advertising market, which is
expected to rake in $27.5 bil
lion in 2008, according to
If the business pans out,
DanceJam could help
Hammer compensate for los
ing his fortune when he went
bankrupt in 1996 with nearly
$14 million in debts.
The bankruptcy was a
sobering comedown for
Hammer, who parlayed the
popularity of his once-ubiqui
tous song, "U Can't Touch
This" to become a pop icon
in the early 1990s. Besides
s becoming a fixture on "MTV,
e Hammer appeared on kids'
lunch boxes and even had his
8 own action figure.
Although Hammer isn't
6 churning out best-selling .'??
records any longer, everyone
still seems to know his name.
Even children born after his
downfall are familiar with his
music because "U Can't
Touch This" still gets played
in TV shows and movies.
But Hammer's involve
ment in DanceJam has more
to do with his technological
savvy, than his celebrity, said
Ron Conway, a longtime
Silicon Valley investor who is
part of a small group that pro
vided DanceJam with $1 mil
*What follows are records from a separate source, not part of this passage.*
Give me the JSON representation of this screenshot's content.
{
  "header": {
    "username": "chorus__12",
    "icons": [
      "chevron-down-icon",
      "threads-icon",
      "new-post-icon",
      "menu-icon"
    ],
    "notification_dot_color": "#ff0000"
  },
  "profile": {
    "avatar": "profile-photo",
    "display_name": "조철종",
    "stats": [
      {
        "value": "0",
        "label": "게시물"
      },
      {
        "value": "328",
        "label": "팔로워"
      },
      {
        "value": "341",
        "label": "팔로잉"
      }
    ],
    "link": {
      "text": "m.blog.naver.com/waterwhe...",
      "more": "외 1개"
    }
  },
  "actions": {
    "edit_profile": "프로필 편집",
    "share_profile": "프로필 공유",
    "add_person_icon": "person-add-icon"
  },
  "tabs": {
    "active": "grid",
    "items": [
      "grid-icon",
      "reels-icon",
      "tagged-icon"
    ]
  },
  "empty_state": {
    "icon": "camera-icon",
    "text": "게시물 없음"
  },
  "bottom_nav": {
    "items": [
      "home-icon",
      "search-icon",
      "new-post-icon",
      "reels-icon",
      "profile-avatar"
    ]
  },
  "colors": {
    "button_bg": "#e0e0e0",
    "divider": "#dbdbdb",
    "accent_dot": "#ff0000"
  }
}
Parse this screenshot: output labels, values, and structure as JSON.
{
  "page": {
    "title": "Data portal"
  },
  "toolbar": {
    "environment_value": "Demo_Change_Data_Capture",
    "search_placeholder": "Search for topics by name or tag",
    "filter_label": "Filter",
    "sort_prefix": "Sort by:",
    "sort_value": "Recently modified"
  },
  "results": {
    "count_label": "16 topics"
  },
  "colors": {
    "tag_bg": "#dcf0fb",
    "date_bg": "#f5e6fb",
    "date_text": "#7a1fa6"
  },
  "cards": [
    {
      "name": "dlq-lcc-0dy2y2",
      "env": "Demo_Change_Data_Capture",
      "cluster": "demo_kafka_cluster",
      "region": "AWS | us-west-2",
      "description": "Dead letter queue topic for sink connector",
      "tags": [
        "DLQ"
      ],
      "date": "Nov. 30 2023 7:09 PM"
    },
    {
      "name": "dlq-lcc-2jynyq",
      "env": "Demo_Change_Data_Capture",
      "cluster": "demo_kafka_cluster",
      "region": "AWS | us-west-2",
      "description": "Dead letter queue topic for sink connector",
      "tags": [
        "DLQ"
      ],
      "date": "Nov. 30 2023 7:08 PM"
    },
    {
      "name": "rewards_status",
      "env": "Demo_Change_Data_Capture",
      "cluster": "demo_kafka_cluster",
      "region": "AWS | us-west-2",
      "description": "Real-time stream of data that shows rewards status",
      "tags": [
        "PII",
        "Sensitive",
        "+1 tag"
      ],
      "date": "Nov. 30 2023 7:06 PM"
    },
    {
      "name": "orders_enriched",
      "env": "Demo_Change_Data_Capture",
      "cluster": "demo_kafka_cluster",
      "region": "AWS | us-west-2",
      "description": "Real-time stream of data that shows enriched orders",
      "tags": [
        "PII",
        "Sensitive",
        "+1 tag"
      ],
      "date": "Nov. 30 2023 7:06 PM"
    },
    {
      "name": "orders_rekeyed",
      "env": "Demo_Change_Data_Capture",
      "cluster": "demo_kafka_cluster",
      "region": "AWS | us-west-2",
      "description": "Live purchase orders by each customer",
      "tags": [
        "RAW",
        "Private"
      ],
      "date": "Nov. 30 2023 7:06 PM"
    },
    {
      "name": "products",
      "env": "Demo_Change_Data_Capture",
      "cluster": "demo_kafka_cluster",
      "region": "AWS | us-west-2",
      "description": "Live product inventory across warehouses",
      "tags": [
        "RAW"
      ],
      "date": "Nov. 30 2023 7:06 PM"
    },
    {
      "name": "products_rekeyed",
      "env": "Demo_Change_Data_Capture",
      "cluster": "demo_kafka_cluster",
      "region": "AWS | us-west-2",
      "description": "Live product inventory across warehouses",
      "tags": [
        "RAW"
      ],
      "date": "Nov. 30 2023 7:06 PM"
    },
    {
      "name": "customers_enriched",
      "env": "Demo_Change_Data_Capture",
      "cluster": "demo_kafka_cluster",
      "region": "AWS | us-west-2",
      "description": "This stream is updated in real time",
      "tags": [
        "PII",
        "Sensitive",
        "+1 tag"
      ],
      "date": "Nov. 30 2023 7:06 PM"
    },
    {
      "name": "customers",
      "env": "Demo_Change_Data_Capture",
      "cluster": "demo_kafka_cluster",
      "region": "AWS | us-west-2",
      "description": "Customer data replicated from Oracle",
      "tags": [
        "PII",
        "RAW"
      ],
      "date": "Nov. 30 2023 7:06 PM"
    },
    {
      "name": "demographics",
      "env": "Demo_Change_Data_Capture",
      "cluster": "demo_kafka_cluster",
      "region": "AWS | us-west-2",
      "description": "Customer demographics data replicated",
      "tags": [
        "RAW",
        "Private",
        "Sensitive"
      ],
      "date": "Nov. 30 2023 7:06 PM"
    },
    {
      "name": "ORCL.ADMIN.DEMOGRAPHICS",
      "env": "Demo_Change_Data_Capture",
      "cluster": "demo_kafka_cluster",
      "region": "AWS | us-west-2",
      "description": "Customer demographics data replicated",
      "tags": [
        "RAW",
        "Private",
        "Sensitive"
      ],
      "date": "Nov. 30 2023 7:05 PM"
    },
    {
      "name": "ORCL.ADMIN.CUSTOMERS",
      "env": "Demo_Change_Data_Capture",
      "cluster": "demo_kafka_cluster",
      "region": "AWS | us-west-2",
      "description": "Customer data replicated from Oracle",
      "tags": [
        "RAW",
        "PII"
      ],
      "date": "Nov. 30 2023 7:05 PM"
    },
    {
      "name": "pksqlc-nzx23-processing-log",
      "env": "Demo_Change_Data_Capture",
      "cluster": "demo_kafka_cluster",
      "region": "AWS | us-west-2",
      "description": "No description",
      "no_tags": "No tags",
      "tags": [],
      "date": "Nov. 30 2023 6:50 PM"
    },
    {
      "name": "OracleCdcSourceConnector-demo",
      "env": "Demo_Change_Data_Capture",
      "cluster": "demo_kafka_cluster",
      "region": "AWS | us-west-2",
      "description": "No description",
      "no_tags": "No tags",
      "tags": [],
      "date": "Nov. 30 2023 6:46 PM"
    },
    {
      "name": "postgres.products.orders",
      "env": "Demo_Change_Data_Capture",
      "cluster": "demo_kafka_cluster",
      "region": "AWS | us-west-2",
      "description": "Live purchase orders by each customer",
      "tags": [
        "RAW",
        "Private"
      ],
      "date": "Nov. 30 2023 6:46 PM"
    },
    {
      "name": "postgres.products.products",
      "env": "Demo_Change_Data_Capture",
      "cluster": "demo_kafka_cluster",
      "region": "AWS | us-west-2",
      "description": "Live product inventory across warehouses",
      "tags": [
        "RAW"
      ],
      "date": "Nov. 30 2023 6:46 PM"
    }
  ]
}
lion in startup funds.
"I expect him to integrate
all his knowledge into this
Web site", said Conway, who
befriended Hammer at a base
ball game seven years ago and
has been tutoring him in the
ways of technology ever
since. "He is the lightning rod
for this whole thing."
Hammer, 45, started pok
ing around Silicon Valley
^jihile he was still selling mil
lions of records. He often
hung out at computer makers
like Silicon Graphics Inc. and
- ? ? See Hammer on A6
State tweaks travel guide to boost tourism
SPECIAL TO THE CHRONICLE
The state is hoping that its new 2008
North Carolina Travel Guide will help
increase tourism dollars.
The free guide is available by by calling 1
800- VISIT NC (847-4862) or via the web at,
www.visitnc.com.The new guide includes a
special pull-out map of the state and informa
tion on activities that can be shared by the
entire family, grand-kids to grandparents.
Produced by the N.C. Department of
Commerce's Division of Tourism, Film and
Sports Development, the guide includes
information on more than 6S0 attractions and
nearly 4,000 accommodations.
There is an online guide as well at
www.visitnc.com. Vistitors should click on
"view online travel guide" on the left-hand
side of the main page and a virtual guide that
features7 video clips of North Carolina travel
"North Carolina's outstanding array of
natural and cultural attractions is captured in
Grandfather Mountain is one of the state 's
thfr 2008 Travel Guide," said Gov. Mike
Easley. "Whether you and your family enjoy
hiking in the mountains, playing golf?in the
Piedmont or surf fishing on the coast, you
will find something for everyone here in our
state, as well as hospitable North Carolinians
who delight in sharing our heritage with visi
This year's guide has been redesigned to
highlight the most popular experiences visi
tors to the state seek - things like family
reunion vacations, adventures in the great
outdoors, nightlife, life-long learning vaca
tions, "-food and wine hoLspots, potorsports
and the state's many fine arts and cultural
The 2008 North Carolina Travel Guide's
cover highlights the village of Ocracoke, at
the southern-tip of the Outer Banks.
Ocracoke's Lifeguard Beach was named
America's Best Beach this year by "Dr..
Beach," the noted beach expert Dr. Stephen